Ahead of me was a longer part of the road that was completely exposed to the blizzard. Suddenly the cars jammed up again and I had to stop, a huge truck was in front of me. The snowstorm raged and the squalls made the truck sway heavily. Terrified, I watched it being shoved aside right into the heaps of snow on the side of the road. The driver tried to wriggle his vehicle out of the snow. But the more he floored the gas pedal the more his truck jack-knifed. An inner nudge prompted me to pass him. Otherwise, I would stall and presumably stay overnight in my car. I pushed the horn in order to warn the driver and carefully managed past this obstacle.
Then I realized that I had entered the worst part of the story.
Visibility was zero. The blizzard had built up white walls. And I could hardly recognize the edge of the road. As slow as a snail, I piloted my car. The howl of the storm was so loud that I couldn’t hear my radio any more. Then another truck that had been blown into the field beside the road, blocked my way again. Patiently, I waited to let the oncoming traffic pass by—one blurred headlight after the other. Due to the dense snowfall, I couldn’t even see the drivers’ faces.
All of a sudden a squall hit my car and started to move it across the road towards the snowbank. Horrified, I realized that my car would crash into the truck next to me.
Quickly I started to sing HU. Focusing on the HU, I imagined the storm being the powerful sound of the ECK. I imagined Wah Z, the inner form of the Living ECK Master, sitting on the passenger seat next to me. While singing the HU, I inwardly saw a vision similar to a navigation system: The roads leading home were shimmering in a bright blue light. This was confirmation from the Mahanta that I would be able to drive home safely without further severe troubles. I opened my eyes again and all of a sudden the storm calmed a little—just enough to stop my car.
Bravely, I drove my car past the crashed truck through the snowdrift.
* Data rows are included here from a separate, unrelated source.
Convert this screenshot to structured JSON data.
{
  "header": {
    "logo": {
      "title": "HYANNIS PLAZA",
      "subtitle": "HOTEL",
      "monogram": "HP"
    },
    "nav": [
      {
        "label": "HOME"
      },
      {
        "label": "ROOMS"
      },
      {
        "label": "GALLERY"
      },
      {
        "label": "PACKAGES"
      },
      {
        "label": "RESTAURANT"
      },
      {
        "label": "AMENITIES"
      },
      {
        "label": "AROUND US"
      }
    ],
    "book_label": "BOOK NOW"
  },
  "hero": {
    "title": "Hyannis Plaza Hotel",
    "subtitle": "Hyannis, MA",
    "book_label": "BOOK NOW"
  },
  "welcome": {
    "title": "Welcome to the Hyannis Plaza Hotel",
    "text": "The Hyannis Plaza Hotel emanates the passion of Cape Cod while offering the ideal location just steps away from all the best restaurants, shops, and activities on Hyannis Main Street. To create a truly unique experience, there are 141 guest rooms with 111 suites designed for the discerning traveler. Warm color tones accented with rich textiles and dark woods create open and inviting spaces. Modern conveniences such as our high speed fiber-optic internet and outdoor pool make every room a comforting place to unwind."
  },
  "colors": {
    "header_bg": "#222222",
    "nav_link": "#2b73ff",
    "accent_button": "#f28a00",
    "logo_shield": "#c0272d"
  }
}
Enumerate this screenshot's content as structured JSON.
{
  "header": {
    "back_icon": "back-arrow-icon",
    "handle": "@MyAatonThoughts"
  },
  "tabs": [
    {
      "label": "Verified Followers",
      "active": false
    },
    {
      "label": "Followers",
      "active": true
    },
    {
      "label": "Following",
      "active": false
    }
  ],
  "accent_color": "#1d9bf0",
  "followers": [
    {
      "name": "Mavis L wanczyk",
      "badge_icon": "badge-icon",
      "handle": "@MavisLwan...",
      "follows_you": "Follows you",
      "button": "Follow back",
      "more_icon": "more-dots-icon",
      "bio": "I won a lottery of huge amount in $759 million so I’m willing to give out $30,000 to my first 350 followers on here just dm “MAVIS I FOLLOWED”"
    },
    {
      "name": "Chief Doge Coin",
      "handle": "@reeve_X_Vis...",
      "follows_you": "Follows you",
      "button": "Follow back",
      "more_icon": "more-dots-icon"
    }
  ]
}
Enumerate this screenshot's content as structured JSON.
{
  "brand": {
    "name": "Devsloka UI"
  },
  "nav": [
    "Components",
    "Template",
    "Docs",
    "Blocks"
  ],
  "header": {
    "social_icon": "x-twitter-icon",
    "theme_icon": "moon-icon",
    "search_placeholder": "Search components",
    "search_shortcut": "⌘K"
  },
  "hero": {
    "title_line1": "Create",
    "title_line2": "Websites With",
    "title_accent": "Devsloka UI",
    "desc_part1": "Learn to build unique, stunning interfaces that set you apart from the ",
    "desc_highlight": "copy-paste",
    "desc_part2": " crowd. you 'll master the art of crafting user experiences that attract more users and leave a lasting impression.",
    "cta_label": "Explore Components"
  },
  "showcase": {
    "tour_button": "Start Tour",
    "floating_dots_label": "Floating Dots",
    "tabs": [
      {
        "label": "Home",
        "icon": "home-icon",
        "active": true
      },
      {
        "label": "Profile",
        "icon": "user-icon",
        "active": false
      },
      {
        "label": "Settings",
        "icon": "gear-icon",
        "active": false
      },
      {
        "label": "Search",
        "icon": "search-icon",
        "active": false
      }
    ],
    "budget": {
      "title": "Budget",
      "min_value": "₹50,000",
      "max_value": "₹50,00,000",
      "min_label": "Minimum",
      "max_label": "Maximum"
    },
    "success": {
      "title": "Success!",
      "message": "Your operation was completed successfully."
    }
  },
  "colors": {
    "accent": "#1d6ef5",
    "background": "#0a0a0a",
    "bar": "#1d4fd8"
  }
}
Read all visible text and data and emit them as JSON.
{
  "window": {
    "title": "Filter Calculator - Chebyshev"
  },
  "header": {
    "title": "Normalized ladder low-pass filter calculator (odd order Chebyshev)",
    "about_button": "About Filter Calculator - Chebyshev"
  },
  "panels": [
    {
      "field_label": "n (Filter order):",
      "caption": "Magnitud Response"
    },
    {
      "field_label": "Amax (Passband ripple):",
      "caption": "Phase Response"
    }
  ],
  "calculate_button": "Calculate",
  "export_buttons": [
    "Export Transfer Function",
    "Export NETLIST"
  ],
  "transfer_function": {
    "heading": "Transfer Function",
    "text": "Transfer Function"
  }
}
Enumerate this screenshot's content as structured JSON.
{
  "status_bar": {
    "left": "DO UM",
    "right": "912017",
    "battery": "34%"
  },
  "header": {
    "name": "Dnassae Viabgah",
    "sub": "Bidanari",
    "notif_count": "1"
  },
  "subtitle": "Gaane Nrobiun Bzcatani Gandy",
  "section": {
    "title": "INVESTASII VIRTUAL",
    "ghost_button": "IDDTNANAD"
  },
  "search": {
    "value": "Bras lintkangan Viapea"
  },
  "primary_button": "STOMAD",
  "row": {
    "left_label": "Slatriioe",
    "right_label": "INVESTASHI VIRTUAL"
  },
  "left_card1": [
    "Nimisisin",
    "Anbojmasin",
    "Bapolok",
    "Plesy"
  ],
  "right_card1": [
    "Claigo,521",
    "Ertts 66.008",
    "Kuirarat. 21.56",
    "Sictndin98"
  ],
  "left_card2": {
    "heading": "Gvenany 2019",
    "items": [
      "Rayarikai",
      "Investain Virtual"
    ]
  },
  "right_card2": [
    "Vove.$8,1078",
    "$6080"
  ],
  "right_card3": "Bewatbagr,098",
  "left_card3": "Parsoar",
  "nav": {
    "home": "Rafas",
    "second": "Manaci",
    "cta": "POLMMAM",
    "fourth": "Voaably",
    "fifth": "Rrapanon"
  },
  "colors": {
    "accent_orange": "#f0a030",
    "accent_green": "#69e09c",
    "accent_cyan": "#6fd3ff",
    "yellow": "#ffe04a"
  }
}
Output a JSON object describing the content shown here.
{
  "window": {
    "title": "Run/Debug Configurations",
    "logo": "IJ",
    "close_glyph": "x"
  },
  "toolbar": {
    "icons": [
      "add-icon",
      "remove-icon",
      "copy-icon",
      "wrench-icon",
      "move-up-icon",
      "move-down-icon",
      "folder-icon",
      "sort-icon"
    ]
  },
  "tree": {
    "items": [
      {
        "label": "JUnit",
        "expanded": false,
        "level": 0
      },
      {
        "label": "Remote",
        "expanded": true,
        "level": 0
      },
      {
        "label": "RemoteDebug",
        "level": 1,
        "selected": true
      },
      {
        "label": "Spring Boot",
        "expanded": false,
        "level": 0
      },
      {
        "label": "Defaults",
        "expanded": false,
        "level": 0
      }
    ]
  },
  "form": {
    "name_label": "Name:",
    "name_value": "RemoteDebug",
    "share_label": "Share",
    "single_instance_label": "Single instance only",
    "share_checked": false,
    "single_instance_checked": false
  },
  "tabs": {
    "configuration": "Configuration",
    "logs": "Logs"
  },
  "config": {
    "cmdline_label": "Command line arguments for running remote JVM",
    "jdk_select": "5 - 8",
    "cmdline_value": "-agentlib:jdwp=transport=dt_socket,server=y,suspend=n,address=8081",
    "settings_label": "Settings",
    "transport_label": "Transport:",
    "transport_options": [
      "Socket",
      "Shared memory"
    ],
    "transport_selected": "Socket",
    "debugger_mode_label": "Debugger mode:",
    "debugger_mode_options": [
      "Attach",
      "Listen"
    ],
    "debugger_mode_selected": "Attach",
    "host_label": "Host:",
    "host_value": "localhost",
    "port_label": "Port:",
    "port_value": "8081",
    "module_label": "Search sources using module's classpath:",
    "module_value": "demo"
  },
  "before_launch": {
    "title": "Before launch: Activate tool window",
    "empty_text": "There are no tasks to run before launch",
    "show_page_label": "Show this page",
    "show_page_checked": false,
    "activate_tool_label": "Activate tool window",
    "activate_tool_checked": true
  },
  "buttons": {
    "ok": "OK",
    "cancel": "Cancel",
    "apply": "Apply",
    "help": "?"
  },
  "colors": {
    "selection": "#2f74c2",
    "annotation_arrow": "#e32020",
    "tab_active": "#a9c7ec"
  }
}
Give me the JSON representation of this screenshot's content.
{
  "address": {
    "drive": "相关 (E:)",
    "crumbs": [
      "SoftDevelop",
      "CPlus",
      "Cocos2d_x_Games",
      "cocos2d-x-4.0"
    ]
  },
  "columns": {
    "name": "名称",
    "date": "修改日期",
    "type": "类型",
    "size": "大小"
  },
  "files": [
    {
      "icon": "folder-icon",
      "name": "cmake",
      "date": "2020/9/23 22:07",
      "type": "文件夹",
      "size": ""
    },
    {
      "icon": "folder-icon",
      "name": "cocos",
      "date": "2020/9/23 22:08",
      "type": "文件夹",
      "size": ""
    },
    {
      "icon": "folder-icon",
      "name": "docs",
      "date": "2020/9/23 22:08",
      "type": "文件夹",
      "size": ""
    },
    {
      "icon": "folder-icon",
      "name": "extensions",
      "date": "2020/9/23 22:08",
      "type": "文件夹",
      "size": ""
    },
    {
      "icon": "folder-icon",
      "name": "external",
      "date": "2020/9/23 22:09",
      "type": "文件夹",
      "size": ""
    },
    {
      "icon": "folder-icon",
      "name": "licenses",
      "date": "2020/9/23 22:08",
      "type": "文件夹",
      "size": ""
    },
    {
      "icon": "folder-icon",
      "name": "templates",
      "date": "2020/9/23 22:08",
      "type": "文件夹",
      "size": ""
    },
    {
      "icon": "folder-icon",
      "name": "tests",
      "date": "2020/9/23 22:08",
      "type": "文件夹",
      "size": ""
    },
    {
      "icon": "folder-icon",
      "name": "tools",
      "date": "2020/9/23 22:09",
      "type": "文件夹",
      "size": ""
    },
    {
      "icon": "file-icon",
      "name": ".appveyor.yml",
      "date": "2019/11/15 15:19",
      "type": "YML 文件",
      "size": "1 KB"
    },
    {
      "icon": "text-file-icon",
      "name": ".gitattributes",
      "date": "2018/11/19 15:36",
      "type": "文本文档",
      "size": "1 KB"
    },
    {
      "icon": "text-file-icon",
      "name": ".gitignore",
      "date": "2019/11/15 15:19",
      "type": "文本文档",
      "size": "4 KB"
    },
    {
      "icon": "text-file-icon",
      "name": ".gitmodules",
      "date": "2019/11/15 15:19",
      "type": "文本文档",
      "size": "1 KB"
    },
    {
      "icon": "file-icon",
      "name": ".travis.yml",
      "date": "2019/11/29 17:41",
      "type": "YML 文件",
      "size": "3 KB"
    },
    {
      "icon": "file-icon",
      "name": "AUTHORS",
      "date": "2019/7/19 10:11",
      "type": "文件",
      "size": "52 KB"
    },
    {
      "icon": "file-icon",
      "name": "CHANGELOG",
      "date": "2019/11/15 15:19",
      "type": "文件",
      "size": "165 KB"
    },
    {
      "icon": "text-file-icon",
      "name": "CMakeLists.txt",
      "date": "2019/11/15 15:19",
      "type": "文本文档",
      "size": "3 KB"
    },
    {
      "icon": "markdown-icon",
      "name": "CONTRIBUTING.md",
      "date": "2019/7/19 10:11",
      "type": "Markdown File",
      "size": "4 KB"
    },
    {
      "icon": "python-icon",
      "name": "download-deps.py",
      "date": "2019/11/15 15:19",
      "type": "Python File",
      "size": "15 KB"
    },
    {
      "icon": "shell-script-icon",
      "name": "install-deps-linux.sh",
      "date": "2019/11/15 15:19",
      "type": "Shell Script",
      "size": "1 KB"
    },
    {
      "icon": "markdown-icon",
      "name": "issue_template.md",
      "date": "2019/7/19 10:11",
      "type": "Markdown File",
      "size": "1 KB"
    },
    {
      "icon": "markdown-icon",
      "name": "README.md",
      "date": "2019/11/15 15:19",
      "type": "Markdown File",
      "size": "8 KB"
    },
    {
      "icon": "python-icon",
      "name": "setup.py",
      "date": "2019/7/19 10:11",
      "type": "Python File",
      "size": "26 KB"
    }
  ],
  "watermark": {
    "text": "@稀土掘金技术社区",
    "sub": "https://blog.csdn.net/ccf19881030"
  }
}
With the confidence that the Mahanta would guide me safely through the white hell, I managed to pass several crashed cars.
Half an hour later I reached my house safely.
This experience was a waking dream for me. The journey of Soul homewards is full of diversions and distractions (traffic jams). Locked in my car (my state of consciousness, my situation), I was fighting against the inclemency of life (the blizzard). It was only when I dedicated myself to the guidance of the Mahanta, I reached home (God) safely.
I am so grateful for this precious experience.